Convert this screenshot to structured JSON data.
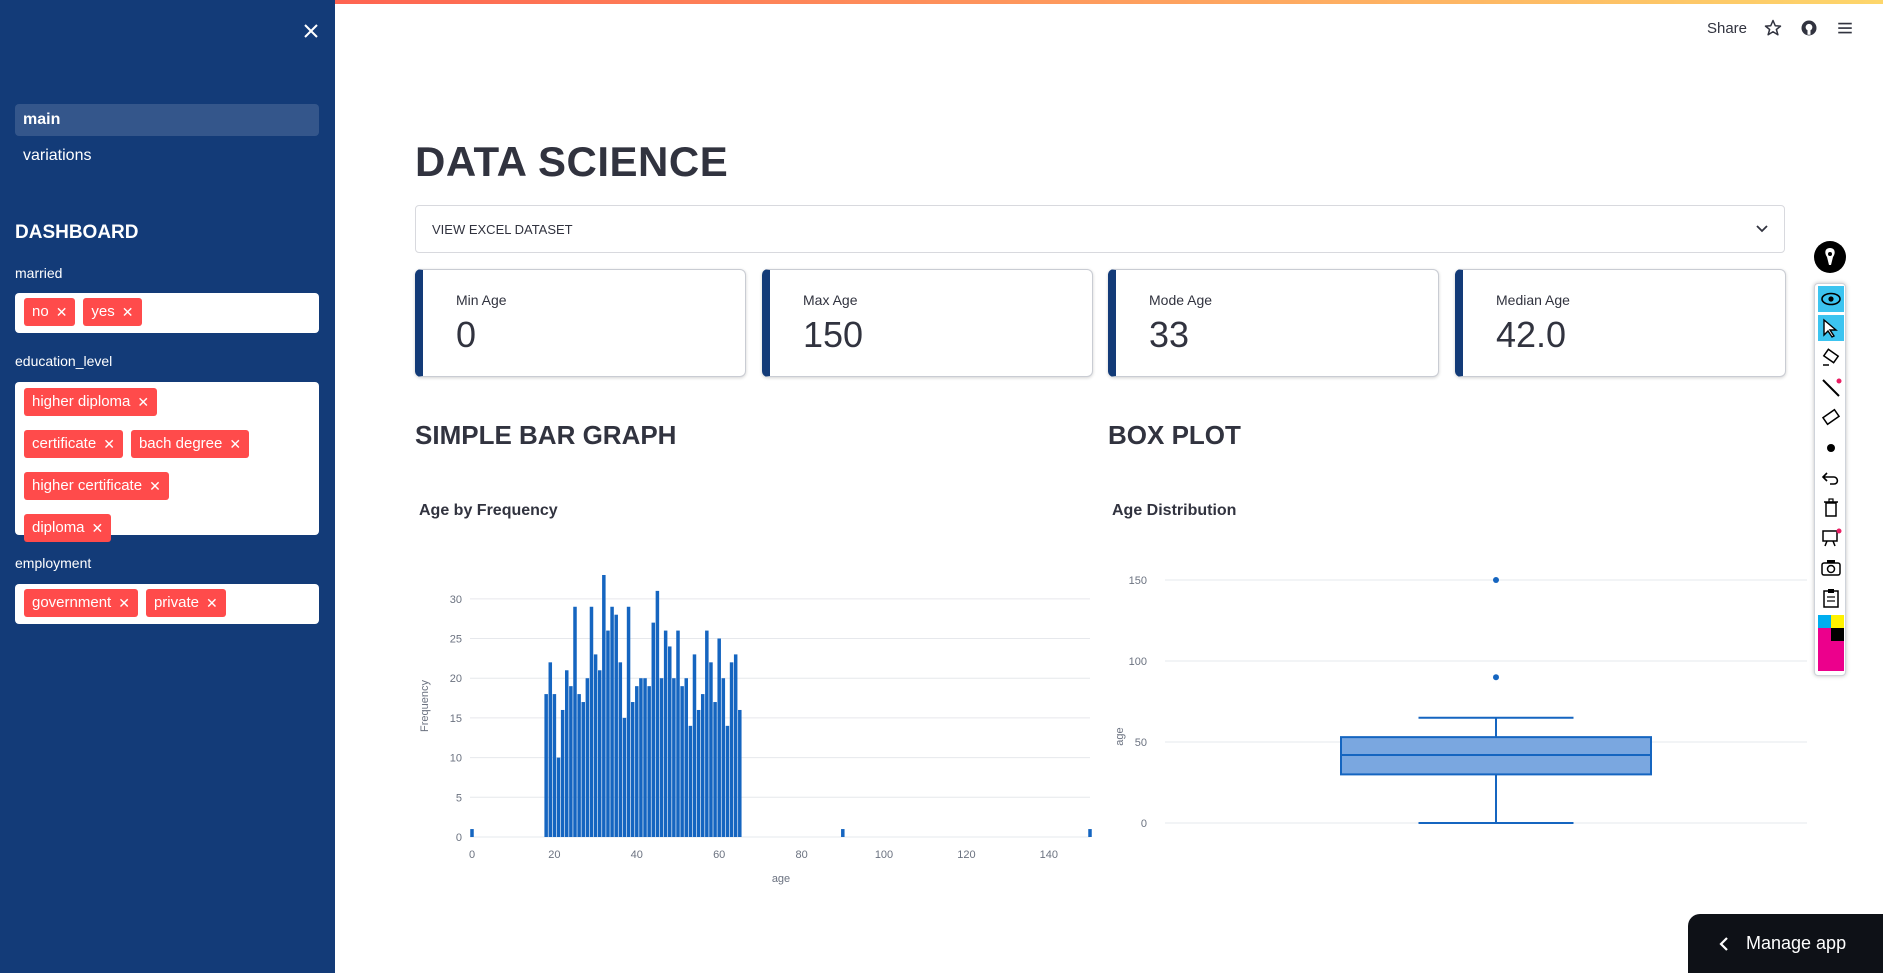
{
  "sidebar": {
    "nav": [
      {
        "label": "main",
        "active": true
      },
      {
        "label": "variations",
        "active": false
      }
    ],
    "heading": "DASHBOARD",
    "filters": [
      {
        "label": "married",
        "tags": [
          "no",
          "yes"
        ]
      },
      {
        "label": "education_level",
        "tags": [
          "higher diploma",
          "certificate",
          "bach degree",
          "higher certificate",
          "diploma"
        ]
      },
      {
        "label": "employment",
        "tags": [
          "government",
          "private"
        ]
      }
    ],
    "close_icon": "close-icon"
  },
  "header": {
    "share_label": "Share",
    "icons": [
      "star-icon",
      "github-icon",
      "hamburger-menu-icon"
    ]
  },
  "main": {
    "title": "DATA SCIENCE",
    "expander_label": "VIEW EXCEL DATASET",
    "metrics": [
      {
        "label": "Min Age",
        "value": "0"
      },
      {
        "label": "Max Age",
        "value": "150"
      },
      {
        "label": "Mode Age",
        "value": "33"
      },
      {
        "label": "Median Age",
        "value": "42.0"
      }
    ],
    "bar_section_title": "SIMPLE BAR GRAPH",
    "box_section_title": "BOX PLOT"
  },
  "chart_data": [
    {
      "type": "bar",
      "title": "Age by Frequency",
      "xlabel": "age",
      "ylabel": "Frequency",
      "xlim": [
        0,
        150
      ],
      "ylim": [
        0,
        33
      ],
      "xticks": [
        0,
        20,
        40,
        60,
        80,
        100,
        120,
        140
      ],
      "yticks": [
        0,
        5,
        10,
        15,
        20,
        25,
        30
      ],
      "x": [
        0,
        18,
        19,
        20,
        21,
        22,
        23,
        24,
        25,
        26,
        27,
        28,
        29,
        30,
        31,
        32,
        33,
        34,
        35,
        36,
        37,
        38,
        39,
        40,
        41,
        42,
        43,
        44,
        45,
        46,
        47,
        48,
        49,
        50,
        51,
        52,
        53,
        54,
        55,
        56,
        57,
        58,
        59,
        60,
        61,
        62,
        63,
        64,
        65,
        90,
        150
      ],
      "values": [
        1,
        18,
        22,
        18,
        10,
        16,
        21,
        19,
        29,
        18,
        17,
        20,
        29,
        23,
        21,
        33,
        26,
        29,
        28,
        22,
        15,
        29,
        17,
        19,
        20,
        20,
        19,
        27,
        31,
        20,
        26,
        24,
        20,
        26,
        19,
        20,
        14,
        23,
        16,
        18,
        26,
        22,
        17,
        25,
        20,
        14,
        22,
        23,
        16,
        1,
        1
      ],
      "bar_color": "#1565c0",
      "grid": true
    },
    {
      "type": "box",
      "title": "Age Distribution",
      "ylabel": "age",
      "ylim": [
        0,
        150
      ],
      "yticks": [
        0,
        50,
        100,
        150
      ],
      "min": 0,
      "q1": 30,
      "median": 42,
      "q3": 53,
      "max": 65,
      "outliers": [
        90,
        150
      ],
      "box_color": "#1565c0",
      "grid": true
    }
  ],
  "toolbar": {
    "icons": [
      "pen-icon",
      "eye-icon",
      "cursor-icon",
      "highlighter-icon",
      "line-icon",
      "eraser-icon",
      "dot-icon",
      "undo-icon",
      "trash-icon",
      "whiteboard-icon",
      "camera-icon",
      "clipboard-icon",
      "color-palette-icon"
    ]
  },
  "manage_app": {
    "label": "Manage app"
  }
}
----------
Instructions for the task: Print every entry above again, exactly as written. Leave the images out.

Task output:
Convert this screenshot to structured JSON data.
{
  "sidebar": {
    "nav": [
      {
        "label": "main",
        "active": true
      },
      {
        "label": "variations",
        "active": false
      }
    ],
    "heading": "DASHBOARD",
    "filters": [
      {
        "label": "married",
        "tags": [
          "no",
          "yes"
        ]
      },
      {
        "label": "education_level",
        "tags": [
          "higher diploma",
          "certificate",
          "bach degree",
          "higher certificate",
          "diploma"
        ]
      },
      {
        "label": "employment",
        "tags": [
          "government",
          "private"
        ]
      }
    ],
    "close_icon": "close-icon"
  },
  "header": {
    "share_label": "Share",
    "icons": [
      "star-icon",
      "github-icon",
      "hamburger-menu-icon"
    ]
  },
  "main": {
    "title": "DATA SCIENCE",
    "expander_label": "VIEW EXCEL DATASET",
    "metrics": [
      {
        "label": "Min Age",
        "value": "0"
      },
      {
        "label": "Max Age",
        "value": "150"
      },
      {
        "label": "Mode Age",
        "value": "33"
      },
      {
        "label": "Median Age",
        "value": "42.0"
      }
    ],
    "bar_section_title": "SIMPLE BAR GRAPH",
    "box_section_title": "BOX PLOT"
  },
  "chart_data": [
    {
      "type": "bar",
      "title": "Age by Frequency",
      "xlabel": "age",
      "ylabel": "Frequency",
      "xlim": [
        0,
        150
      ],
      "ylim": [
        0,
        33
      ],
      "xticks": [
        0,
        20,
        40,
        60,
        80,
        100,
        120,
        140
      ],
      "yticks": [
        0,
        5,
        10,
        15,
        20,
        25,
        30
      ],
      "x": [
        0,
        18,
        19,
        20,
        21,
        22,
        23,
        24,
        25,
        26,
        27,
        28,
        29,
        30,
        31,
        32,
        33,
        34,
        35,
        36,
        37,
        38,
        39,
        40,
        41,
        42,
        43,
        44,
        45,
        46,
        47,
        48,
        49,
        50,
        51,
        52,
        53,
        54,
        55,
        56,
        57,
        58,
        59,
        60,
        61,
        62,
        63,
        64,
        65,
        90,
        150
      ],
      "values": [
        1,
        18,
        22,
        18,
        10,
        16,
        21,
        19,
        29,
        18,
        17,
        20,
        29,
        23,
        21,
        33,
        26,
        29,
        28,
        22,
        15,
        29,
        17,
        19,
        20,
        20,
        19,
        27,
        31,
        20,
        26,
        24,
        20,
        26,
        19,
        20,
        14,
        23,
        16,
        18,
        26,
        22,
        17,
        25,
        20,
        14,
        22,
        23,
        16,
        1,
        1
      ],
      "bar_color": "#1565c0",
      "grid": true
    },
    {
      "type": "box",
      "title": "Age Distribution",
      "ylabel": "age",
      "ylim": [
        0,
        150
      ],
      "yticks": [
        0,
        50,
        100,
        150
      ],
      "min": 0,
      "q1": 30,
      "median": 42,
      "q3": 53,
      "max": 65,
      "outliers": [
        90,
        150
      ],
      "box_color": "#1565c0",
      "grid": true
    }
  ],
  "toolbar": {
    "icons": [
      "pen-icon",
      "eye-icon",
      "cursor-icon",
      "highlighter-icon",
      "line-icon",
      "eraser-icon",
      "dot-icon",
      "undo-icon",
      "trash-icon",
      "whiteboard-icon",
      "camera-icon",
      "clipboard-icon",
      "color-palette-icon"
    ]
  },
  "manage_app": {
    "label": "Manage app"
  }
}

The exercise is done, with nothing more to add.